Storytelling doesn’t have to be complex, or overly dramatic. Instead, it just needs to use storytelling elements like having a beginning, middle, and end, and discussing a little bit more backstory than just the basic facts. The video above does this by talking about the background of the coffee vendor and what makes them so great.
Product videos that demonstrate how something is made typically offer great opportunities for storytelling because it has a natural beginning, middle, and end. It also gives you a lot of room to talk about why you make your products the way you do (organic? old-fashioned? high tech?), which lets you feature your brand story.
Instagram Stories are a great place to showcase your products in a fun, unique way. Stories themselves are kind of quirky and give you plenty of room to show off your brand’s personality.
There’s a lot you can do now to make your product videos more engaging in Stories. You can attach poll stickers to get customer feedback or add emojis or graphics to convey meaning without any text. There’s even the option to draw onto the video directly in the app, and now there are music gifs you can add, too. Some brands are seeing a rollout of shoppable tags, which can be a subtle way to drive more conversions.
And, of course, once your Story’s 24 hours have passed, don’t forget to add it to a special highlight focused on product videos, giving it longevity for maximum impact.
Do you have raving fans who are always singing your praises, or even other industry experts who would be happy to give you a testimonial? See if they’d be willing to sing those praises in a video that you can use on social media and your website.
This doesn’t have to be anything too fancy; even shooting a video with your customers in-store and asking them their favorite products or opinions, and mashing up the results into one video can work great for this purpose. It shows proof of demand, which is a valuable type of social proof showing others that you have happy, satisfied customers.
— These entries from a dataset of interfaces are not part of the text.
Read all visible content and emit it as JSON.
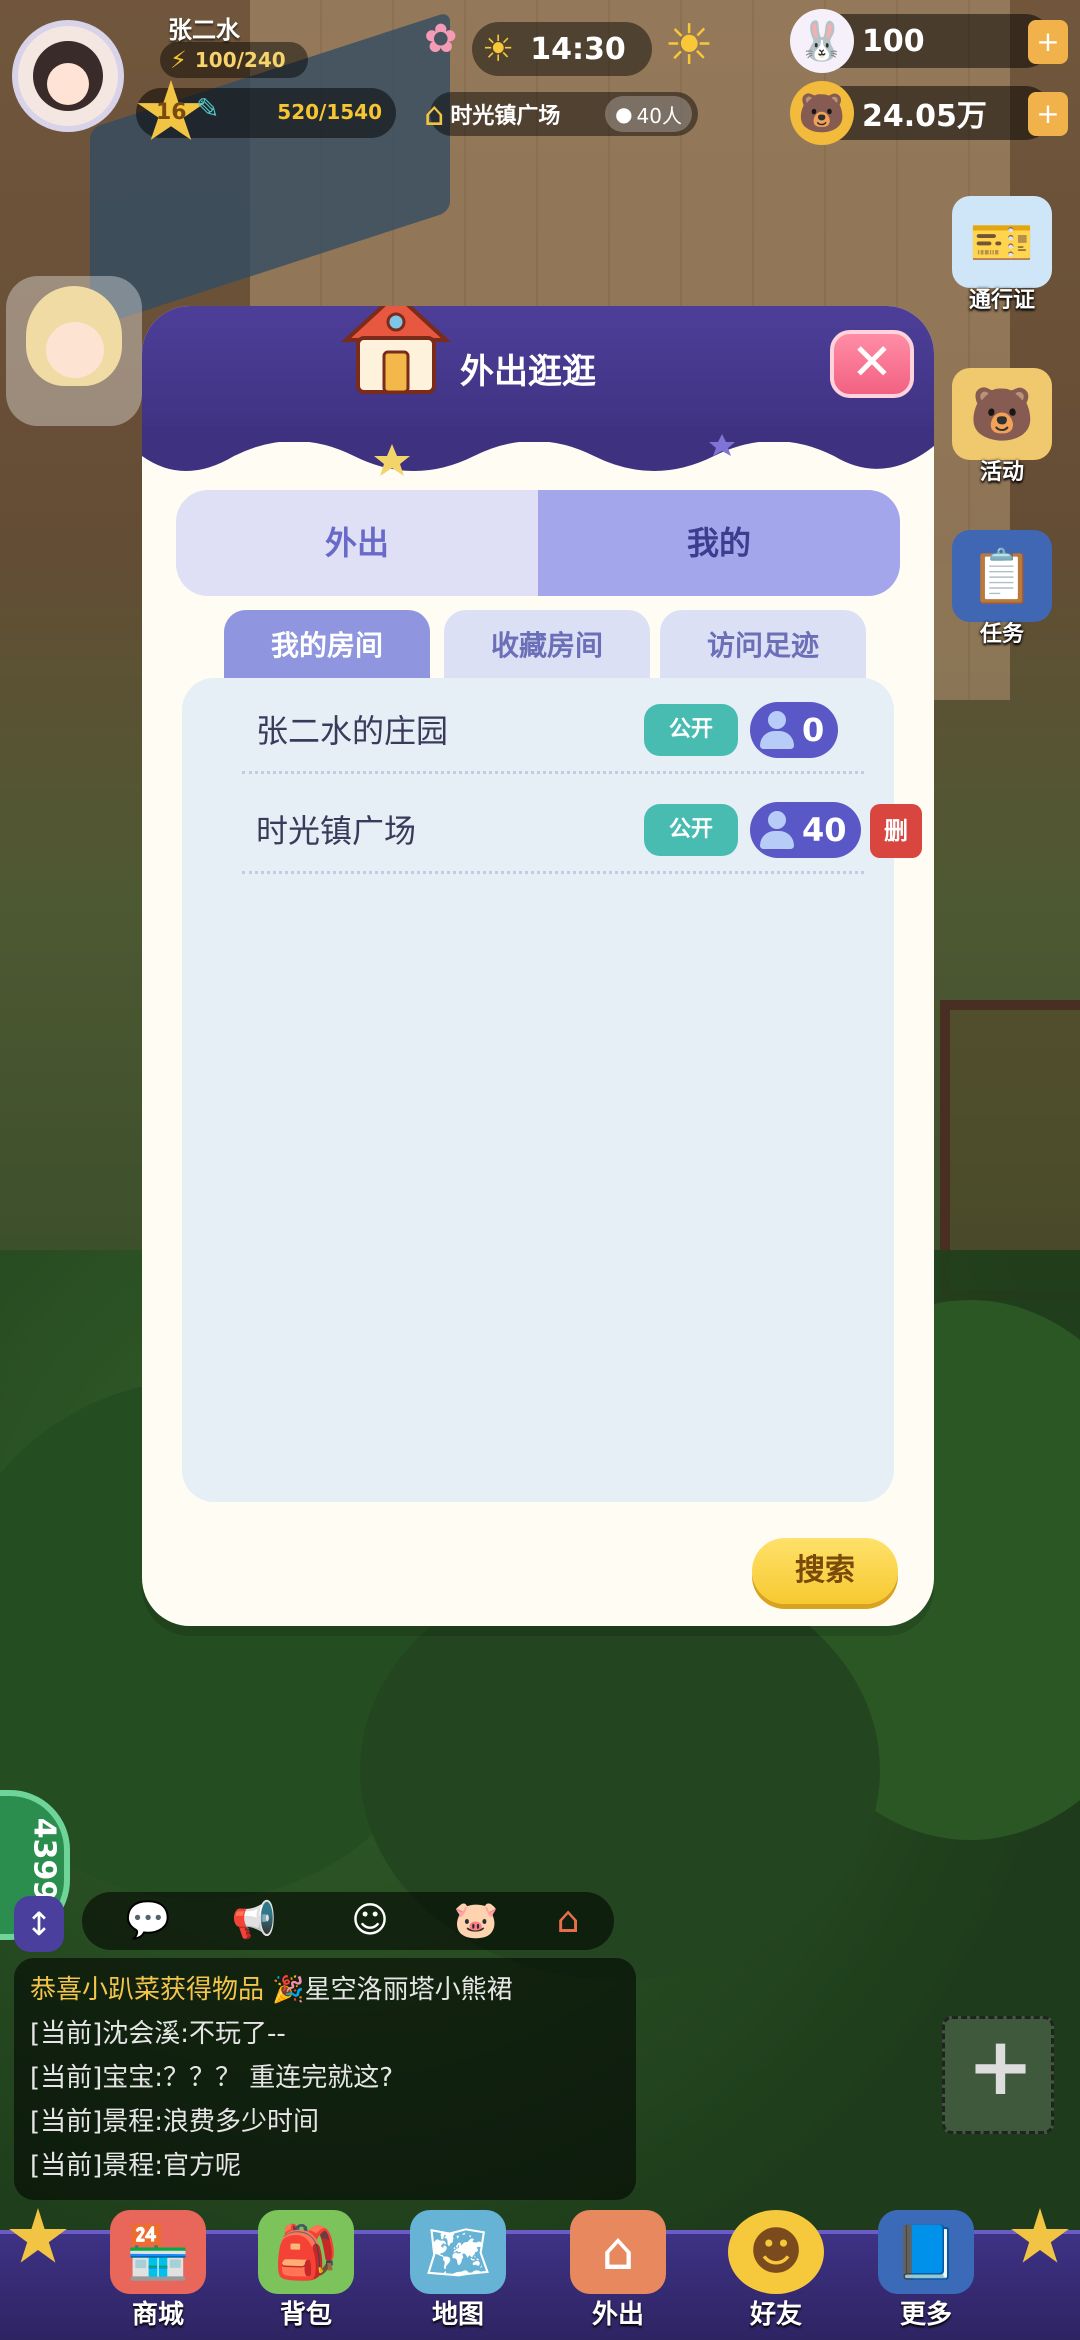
{
  "player": {
    "name": "张二水",
    "energy": "100/240",
    "level": "16",
    "exp": "520/1540"
  },
  "status": {
    "time": "14:30",
    "location": "时光镇广场",
    "online_count": "40人"
  },
  "currency": {
    "gems": "100",
    "coins": "24.05万"
  },
  "side_buttons": {
    "pass": "通行证",
    "activity": "活动",
    "task": "任务"
  },
  "dialog": {
    "title": "外出逛逛",
    "close": "✕",
    "segments": [
      "外出",
      "我的"
    ],
    "subtabs": [
      "我的房间",
      "收藏房间",
      "访问足迹"
    ],
    "rooms": [
      {
        "name": "张二水的庄园",
        "visibility": "公开",
        "users": "0"
      },
      {
        "name": "时光镇广场",
        "visibility": "公开",
        "users": "40",
        "delete": "删"
      }
    ],
    "search": "搜索"
  },
  "chat": {
    "gauge": "4399",
    "lines": [
      {
        "prefix": "恭喜小趴菜",
        "action": "获得物品",
        "item": "星空洛丽塔小熊裙"
      },
      {
        "text": "[当前]沈会溪:不玩了--"
      },
      {
        "text": "[当前]宝宝:？？？ 重连完就这?"
      },
      {
        "text": "[当前]景程:浪费多少时间"
      },
      {
        "text": "[当前]景程:官方呢"
      }
    ]
  },
  "nav": {
    "shop": "商城",
    "bag": "背包",
    "map": "地图",
    "out": "外出",
    "friends": "好友",
    "more": "更多"
  }
}
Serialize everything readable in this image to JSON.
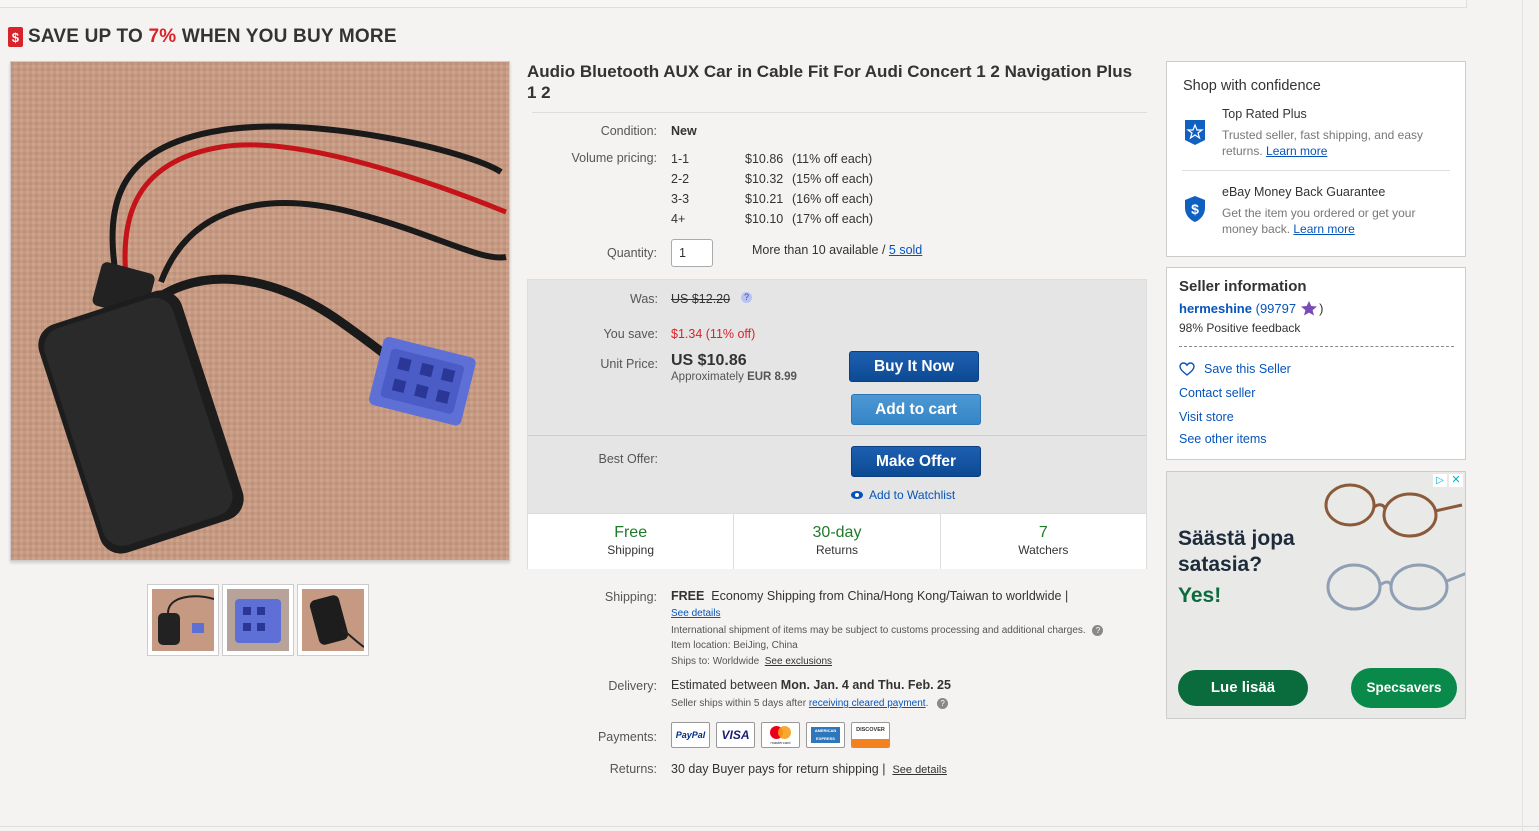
{
  "banner": {
    "prefix": "SAVE UP TO ",
    "percent": "7%",
    "suffix": " WHEN YOU BUY MORE",
    "tag_icon": "$"
  },
  "item": {
    "title": "Audio Bluetooth AUX Car in Cable Fit For Audi Concert 1 2 Navigation Plus 1 2",
    "condition_label": "Condition:",
    "condition": "New",
    "volume_label": "Volume pricing:",
    "volume": [
      {
        "qty": "1-1",
        "price": "$10.86",
        "off": "(11% off each)"
      },
      {
        "qty": "2-2",
        "price": "$10.32",
        "off": "(15% off each)"
      },
      {
        "qty": "3-3",
        "price": "$10.21",
        "off": "(16% off each)"
      },
      {
        "qty": "4+",
        "price": "$10.10",
        "off": "(17% off each)"
      }
    ],
    "quantity_label": "Quantity:",
    "quantity_value": "1",
    "availability": "More than 10 available / ",
    "sold": "5 sold"
  },
  "price": {
    "was_label": "Was:",
    "was": "US $12.20",
    "save_label": "You save:",
    "save": "$1.34 (11% off)",
    "unit_label": "Unit Price:",
    "unit": "US $10.86",
    "approx_prefix": "Approximately ",
    "approx": "EUR 8.99",
    "buy_now": "Buy It Now",
    "add_to_cart": "Add to cart",
    "offer_label": "Best Offer:",
    "make_offer": "Make Offer",
    "watchlist": "Add to Watchlist"
  },
  "strip": [
    {
      "top": "Free",
      "bottom": "Shipping"
    },
    {
      "top": "30-day",
      "bottom": "Returns"
    },
    {
      "top": "7",
      "bottom": "Watchers"
    }
  ],
  "shipping": {
    "label": "Shipping:",
    "free": "FREE",
    "text": "Economy Shipping from China/Hong Kong/Taiwan to worldwide |",
    "see_details": "See details",
    "intl": "International shipment of items may be subject to customs processing and additional charges.",
    "location": "Item location:  BeiJing, China",
    "ships_to": "Ships to:  Worldwide",
    "exclusions": "See exclusions"
  },
  "delivery": {
    "label": "Delivery:",
    "prefix": "Estimated between ",
    "dates": "Mon. Jan. 4 and Thu. Feb. 25",
    "note_prefix": "Seller ships within 5 days after ",
    "note_link": "receiving cleared payment",
    "note_suffix": "."
  },
  "payments": {
    "label": "Payments:",
    "methods": [
      "PayPal",
      "VISA",
      "mastercard",
      "AMERICAN EXPRESS",
      "DISCOVER"
    ]
  },
  "returns": {
    "label": "Returns:",
    "text": "30 day Buyer pays for return shipping |",
    "see_details": "See details"
  },
  "confidence": {
    "title": "Shop with confidence",
    "items": [
      {
        "icon": "star-badge-icon",
        "title": "Top Rated Plus",
        "desc": "Trusted seller, fast shipping, and easy returns. ",
        "link": "Learn more"
      },
      {
        "icon": "shield-dollar-icon",
        "title": "eBay Money Back Guarantee",
        "desc": "Get the item you ordered or get your money back. ",
        "link": "Learn more"
      }
    ]
  },
  "seller": {
    "title": "Seller information",
    "name": "hermeshine",
    "score": "(99797",
    "close": ")",
    "feedback": "98% Positive feedback",
    "save": "Save this Seller",
    "contact": "Contact seller",
    "visit": "Visit store",
    "other": "See other items"
  },
  "ad": {
    "line1": "Säästä jopa",
    "line2": "satasia?",
    "yes": "Yes!",
    "cta": "Lue lisää",
    "brand": "Specsavers"
  },
  "colors": {
    "brand_blue": "#0654ba",
    "button_blue": "#0d4a94",
    "sale_red": "#d8232a",
    "green": "#1f7b2a",
    "ad_green": "#0a6b3c"
  }
}
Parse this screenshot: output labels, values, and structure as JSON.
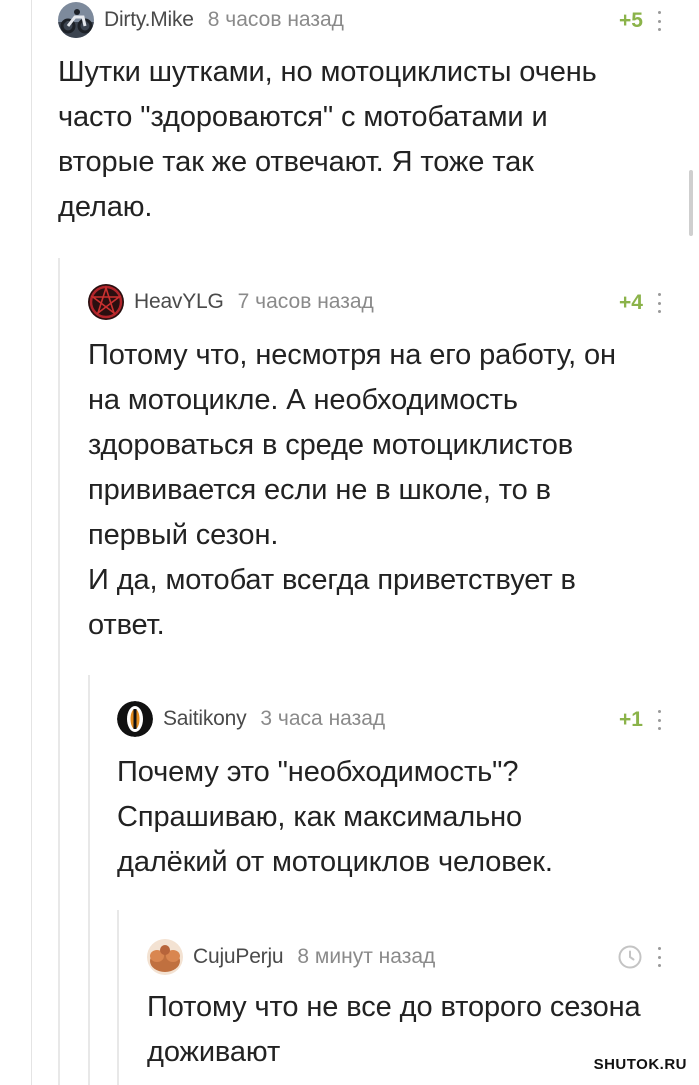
{
  "comments": [
    {
      "username": "Dirty.Mike",
      "time": "8 часов назад",
      "rating": "+5",
      "text": "Шутки шутками, но мотоциклисты очень\nчасто \"здороваются\" с мотобатами и\nвторые так же отвечают. Я тоже так\nделаю."
    },
    {
      "username": "HeavYLG",
      "time": "7 часов назад",
      "rating": "+4",
      "text": "Потому что, несмотря на его работу, он\nна мотоцикле. А необходимость\nздороваться в среде мотоциклистов\nпрививается если не в школе, то в\nпервый сезон.\nИ да, мотобат всегда приветствует в\nответ."
    },
    {
      "username": "Saitikony",
      "time": "3 часа назад",
      "rating": "+1",
      "text": "Почему это \"необходимость\"?\nСпрашиваю, как максимально\nдалёкий от мотоциклов человек."
    },
    {
      "username": "CujuPerju",
      "time": "8 минут назад",
      "rating": "",
      "rating_icon": "clock-icon",
      "text": "Потому что не все до второго сезона\nдоживают"
    }
  ],
  "watermark": "SHUTOK.RU",
  "colors": {
    "rating_green": "#8bb34a",
    "username_gray": "#4a4a4a",
    "time_gray": "#8a8a8a",
    "text": "#222222",
    "branch_line": "#e8e8e8"
  }
}
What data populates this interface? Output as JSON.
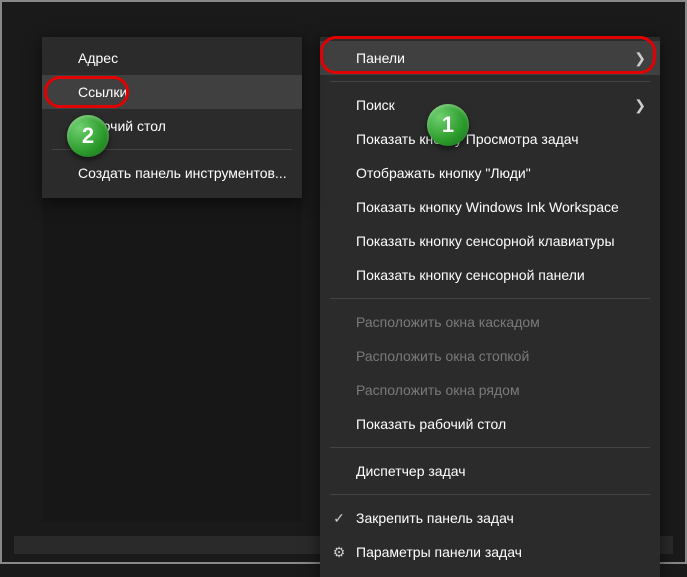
{
  "submenu": {
    "items": [
      {
        "label": "Адрес"
      },
      {
        "label": "Ссылки"
      },
      {
        "label": "Рабочий стол"
      },
      {
        "label": "Создать панель инструментов..."
      }
    ]
  },
  "mainmenu": {
    "items": [
      {
        "label": "Панели",
        "arrow": true
      },
      {
        "label": "Поиск",
        "arrow": true
      },
      {
        "label": "Показать кнопку Просмотра задач"
      },
      {
        "label": "Отображать кнопку \"Люди\""
      },
      {
        "label": "Показать кнопку Windows Ink Workspace"
      },
      {
        "label": "Показать кнопку сенсорной клавиатуры"
      },
      {
        "label": "Показать кнопку сенсорной панели"
      },
      {
        "sep": true
      },
      {
        "label": "Расположить окна каскадом",
        "disabled": true
      },
      {
        "label": "Расположить окна стопкой",
        "disabled": true
      },
      {
        "label": "Расположить окна рядом",
        "disabled": true
      },
      {
        "label": "Показать рабочий стол"
      },
      {
        "sep": true
      },
      {
        "label": "Диспетчер задач"
      },
      {
        "sep": true
      },
      {
        "label": "Закрепить панель задач",
        "icon": "check"
      },
      {
        "label": "Параметры панели задач",
        "icon": "gear"
      }
    ]
  },
  "badges": {
    "one": "1",
    "two": "2"
  }
}
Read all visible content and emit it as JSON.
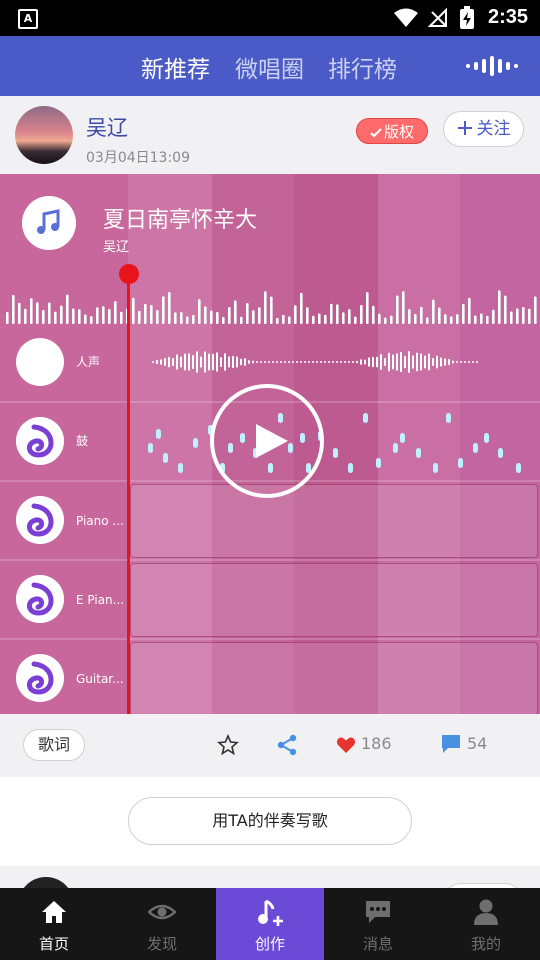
{
  "status_bar": {
    "time": "2:35"
  },
  "top_nav": {
    "tabs": [
      {
        "label": "新推荐"
      },
      {
        "label": "微唱圈"
      },
      {
        "label": "排行榜"
      }
    ]
  },
  "post": {
    "author": "吴辽",
    "date": "03月04日13:09",
    "copyright_label": "版权",
    "follow_label": "关注",
    "song": {
      "title": "夏日南亭怀辛大",
      "artist": "吴辽"
    },
    "tracks": [
      {
        "label": "人声"
      },
      {
        "label": "鼓"
      },
      {
        "label": "Piano ..."
      },
      {
        "label": "E Pian..."
      },
      {
        "label": "Guitar..."
      }
    ],
    "actions": {
      "lyrics_label": "歌词",
      "likes": "186",
      "comments": "54"
    },
    "compose_label": "用TA的伴奏写歌"
  },
  "bottom_nav": {
    "items": [
      {
        "label": "首页",
        "icon": "home-icon"
      },
      {
        "label": "发现",
        "icon": "eye-icon"
      },
      {
        "label": "创作",
        "icon": "music-note-plus-icon"
      },
      {
        "label": "消息",
        "icon": "chat-icon"
      },
      {
        "label": "我的",
        "icon": "person-icon"
      }
    ]
  },
  "colors": {
    "nav_blue": "#4a5bc7",
    "card_pink": "#c7679b",
    "playhead_red": "#e8141c",
    "active_tab_purple": "#6a4ad6"
  }
}
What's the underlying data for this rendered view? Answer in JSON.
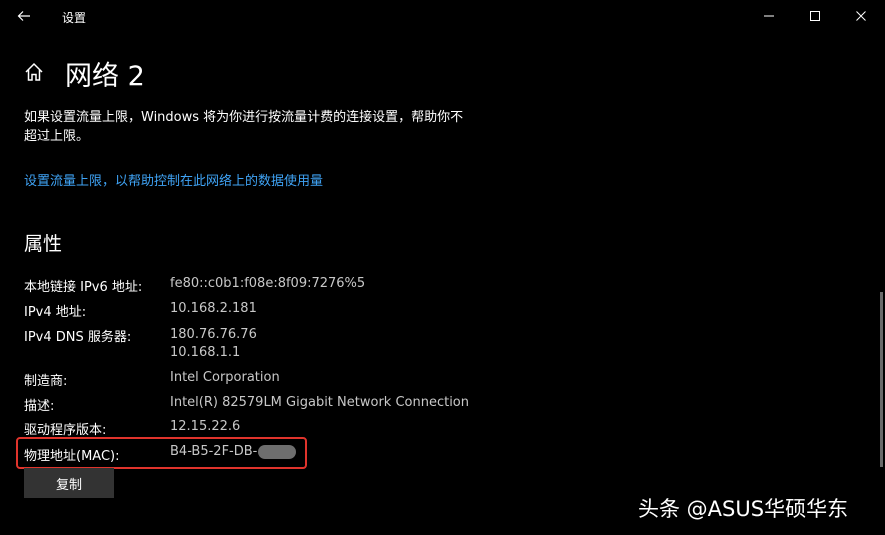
{
  "window": {
    "title": "设置"
  },
  "page": {
    "title": "网络 2",
    "description": "如果设置流量上限，Windows 将为你进行按流量计费的连接设置，帮助你不超过上限。",
    "link_text": "设置流量上限，以帮助控制在此网络上的数据使用量"
  },
  "properties": {
    "section_title": "属性",
    "rows": [
      {
        "label": "本地链接 IPv6 地址:",
        "value": "fe80::c0b1:f08e:8f09:7276%5"
      },
      {
        "label": "IPv4 地址:",
        "value": "10.168.2.181"
      },
      {
        "label": "IPv4 DNS 服务器:",
        "value": "180.76.76.76",
        "value2": "10.168.1.1"
      },
      {
        "label": "制造商:",
        "value": "Intel Corporation"
      },
      {
        "label": "描述:",
        "value": "Intel(R) 82579LM Gigabit Network Connection"
      },
      {
        "label": "驱动程序版本:",
        "value": "12.15.22.6"
      },
      {
        "label": "物理地址(MAC):",
        "value": "B4-B5-2F-DB-"
      }
    ],
    "copy_button": "复制"
  },
  "watermark": "头条 @ASUS华硕华东",
  "colors": {
    "background": "#000000",
    "link": "#3fa3f5",
    "highlight": "#e0342c",
    "button": "#333333"
  }
}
Shorter is better when it comes to most things on social media, and that’s true for most video as well. It’s particularly true for product videos, because how much time do users really want to spend watching someone talk about how you make your bath bombs? (Spoiler alert: it’s not a lot).
Depending on what the video is, you’ll have different maximum time lengths you can get away with. A purely promotional product video? Twenty seconds or less is best. If you’re creating a video tutorial, a minute is a good point, but if it’s really appropriate you can go up to around a minute and thirty seconds. Videos that show how to maintain a product can go a little longer still if absolutely needed, because it’s something that is immediately valuable to your audience and customers, and it’s a great re-engagement technique.
No matter what type of video you’re creating though, remember to cut the fluff. Only include what’s needed, and nothing else. That will keep your viewer completion rates up, which likely means more clicks and conversions, too.
Video marketing should be a staple part of your social media marketing but overly aggressive sales tactics don’t always work so well. Being able to find a happy medium with strong product videos will be a huge asset to your business and your marketing campaigns. Ideally, cross-promote the videos on as many platforms as possible, and don’t forget that you can use them on your site, too.
What do you think? How do you make great product videos that perform well on social media? Where’s the fine line between useful and promotional?